TASK STATEMENT » Copy out each line featuring the string "Price" from the entries beneath.

[Records from a data collection]
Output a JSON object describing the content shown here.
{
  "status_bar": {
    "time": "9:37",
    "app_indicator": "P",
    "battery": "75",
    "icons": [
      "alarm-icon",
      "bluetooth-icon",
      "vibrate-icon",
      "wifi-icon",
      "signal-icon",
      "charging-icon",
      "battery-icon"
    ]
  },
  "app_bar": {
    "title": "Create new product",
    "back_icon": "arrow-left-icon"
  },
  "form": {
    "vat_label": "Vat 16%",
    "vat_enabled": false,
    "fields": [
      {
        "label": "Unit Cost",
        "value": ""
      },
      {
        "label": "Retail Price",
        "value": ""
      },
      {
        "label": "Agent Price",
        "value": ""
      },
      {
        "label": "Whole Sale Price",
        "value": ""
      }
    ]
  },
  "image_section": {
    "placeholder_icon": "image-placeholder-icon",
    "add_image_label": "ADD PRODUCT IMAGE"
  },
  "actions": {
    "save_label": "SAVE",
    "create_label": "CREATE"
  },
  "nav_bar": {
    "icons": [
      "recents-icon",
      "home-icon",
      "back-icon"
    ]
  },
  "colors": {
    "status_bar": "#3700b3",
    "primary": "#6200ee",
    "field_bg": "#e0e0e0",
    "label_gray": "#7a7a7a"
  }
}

SOLUTION TO THIS TASK »
        "label": "Retail Price",
        "label": "Agent Price",
        "label": "Whole Sale Price",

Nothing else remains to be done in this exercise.